Last year Saudi Arabia imposed a blockade on the nation, demanding it close al Jazeera, among other things, and was joined in the campaign by Gulf ally the United Arab Emirates and others.
The blockade was ordered by bin Salman.
In the last couple of years, Saudi Arabia was accused of detaining the Prime Minister of Lebanon, a claim the kingdom denied. The Saudis have also escalated a war in Yemen and incarcerated more than 200 senior businessmen and princes in Saudi Arabia until they settled with the kingdom for tens of billions for alleged corruption.
Bin Salman has also managed to get into a loud diplomatic row with Canada over the detention of human rights activists in Saudi Arabia.
But the 33-year-old bin Salman, known as MBS, has also promised economic and political liberalization — and has ended the ban on women driving — by 2030.
He has successfully secured America’s support in the Saudi view — one shared by most of the rest of the Gulf and Israel — that the deal that suspended Iran’s nuclear program in return for a lifting of sanctions was a very bad one. So bad, according to Donald Trump, that the United States pulled out of it.
Bin Salman’s weakness may be a perception among his critics that he’s been irascible and unpredictable in his short tenure as the CEO of the kingdom. And that if you take absolute power, you risk taking absolute responsibility for what happens under you.
His concentration of power into his own hands has, as revealed in the coverage of the Khashoggi case here, meant there appears to be a perception among journalists that only fawning propaganda is acceptable.
They may be wrong and just guessing at what they believe they should be saying.
Or they may sincerely believe that Qatar has managed to put on a globally effective grand guignol complete with a Dr. Mengele character armed, the story goes, with a bone saw, and that this piece of theater had hoodwinked the world’s media.
Either way, there has been no discussion of the political fallout in Saudi Arabia that must surely attend Khashoggi’s disappearance.
Here in Saudi Arabia there has been no reporting of the “Henry II” defense, which, sources in the kingdom tell CNN, is being developed by the Saudi authorities behind closed doors.
Jamal Khashoggi, like English King Henry’s chancellor Thomas Becket, was a palace insider who turned against his mentor. In the case of Becket, he defied the King after he was appointed archbishop of Canterbury in the 12th century.

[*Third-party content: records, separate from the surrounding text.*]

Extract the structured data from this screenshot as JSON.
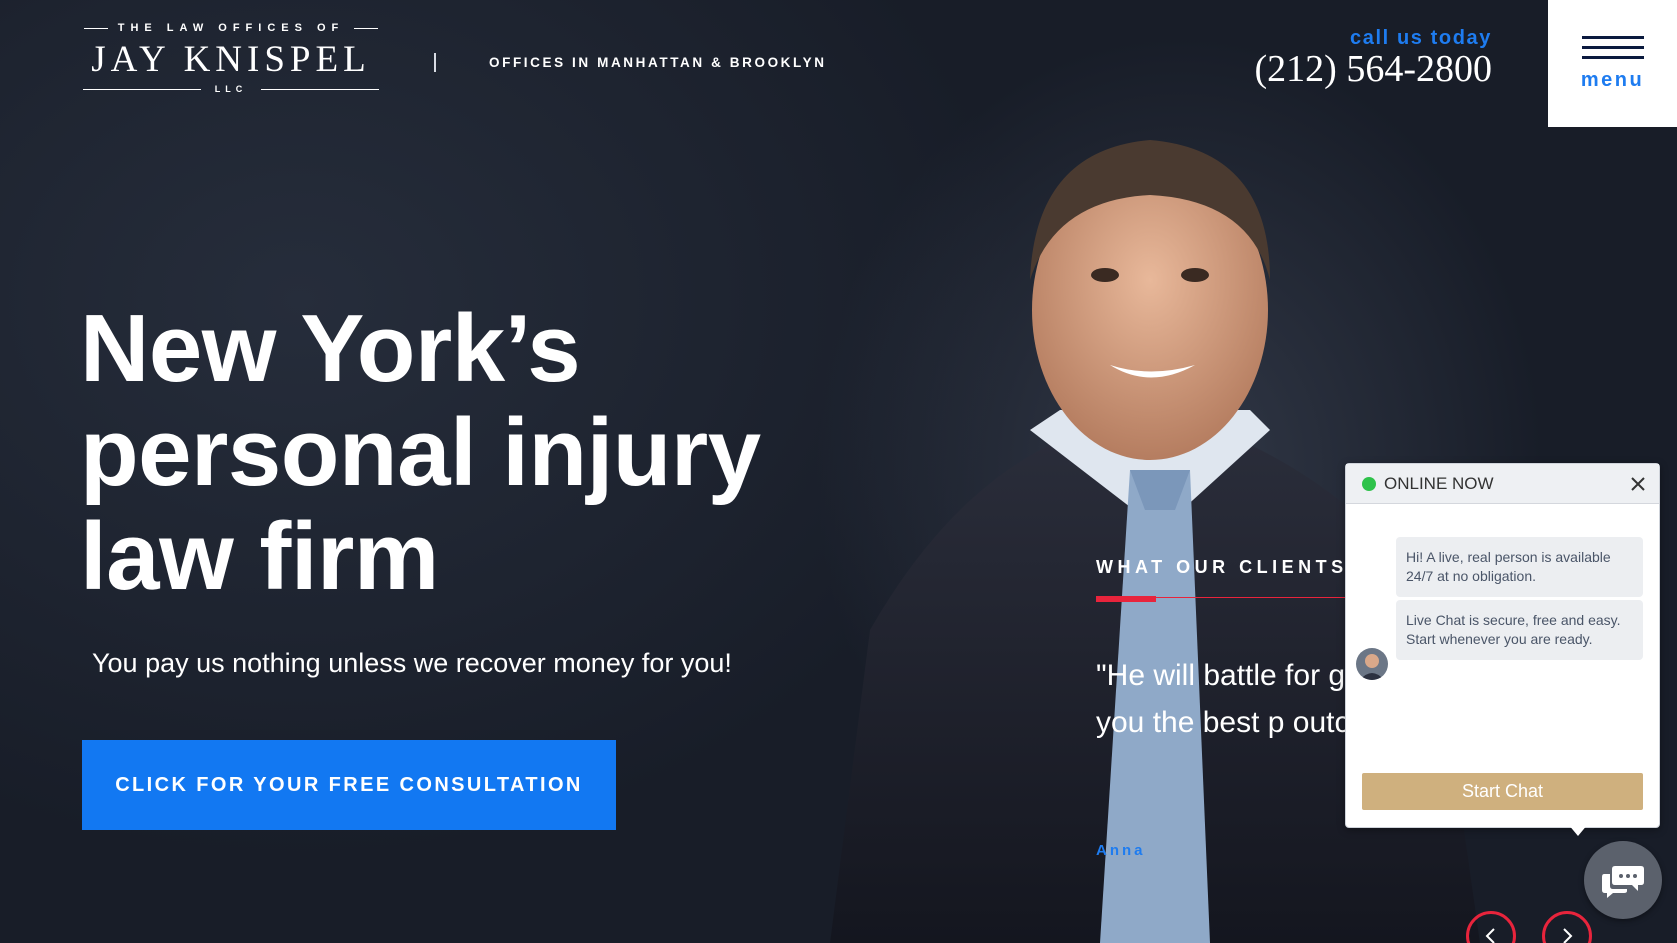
{
  "header": {
    "logo_top": "THE LAW OFFICES OF",
    "logo_name": "JAY KNISPEL",
    "logo_suffix": "LLC",
    "offices": "OFFICES IN MANHATTAN & BROOKLYN",
    "call_label": "call us today",
    "phone": "(212) 564-2800",
    "menu_label": "menu"
  },
  "hero": {
    "headline": "New York’s personal injury law firm",
    "subhead": "You pay us nothing unless we recover money for you!",
    "cta_label": "CLICK FOR YOUR FREE CONSULTATION"
  },
  "testimonial": {
    "title": "WHAT OUR CLIENTS",
    "quote": "\"He will battle for get you the best p outcome\"",
    "author": "Anna"
  },
  "chat": {
    "status": "ONLINE NOW",
    "messages": [
      "Hi! A live, real person is available 24/7 at no obligation.",
      "Live Chat is secure, free and easy. Start whenever you are ready."
    ],
    "start_label": "Start Chat"
  },
  "colors": {
    "accent_blue": "#1278f2",
    "accent_red": "#e8243c",
    "chat_button": "#cfb07e",
    "online_green": "#2ec24a"
  }
}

Legend has it that in a fit of pique Henry uttered “Will no one rid me of this turbulent priest?” and, keen to impress the monarch, four knights rushed off and skewered Becket to the altar of his own cathedral.
Henry was distraught. He wrapped himself in sackcloth and ashes and fasted in penance for three days and forever insisted he had not ordered the killing.
In Saudi Arabia there is no evidence of any kind that the crown prince uttered an off-the-cuff comment that set a plot against the Washington Post columnist in motion. Nor any that he went further and ordered the alleged murder. He has denied involvement.
Sources tell CNN that Saudi authorities are likely to conclude that Khashoggi allegedly died in an operation the crown prince neither authorized nor knew of.
Bin Salman is likely to emerge entirely blameless, the sources insist.
King Henry II ruled for 35 years and laid the foundation for English common law, which still underpins jurisprudence in the English-speaking world. History has largely forgotten his reforms.
He’s chiefly remembered as the near absolute ruler who accidentally killed a friend with a comment.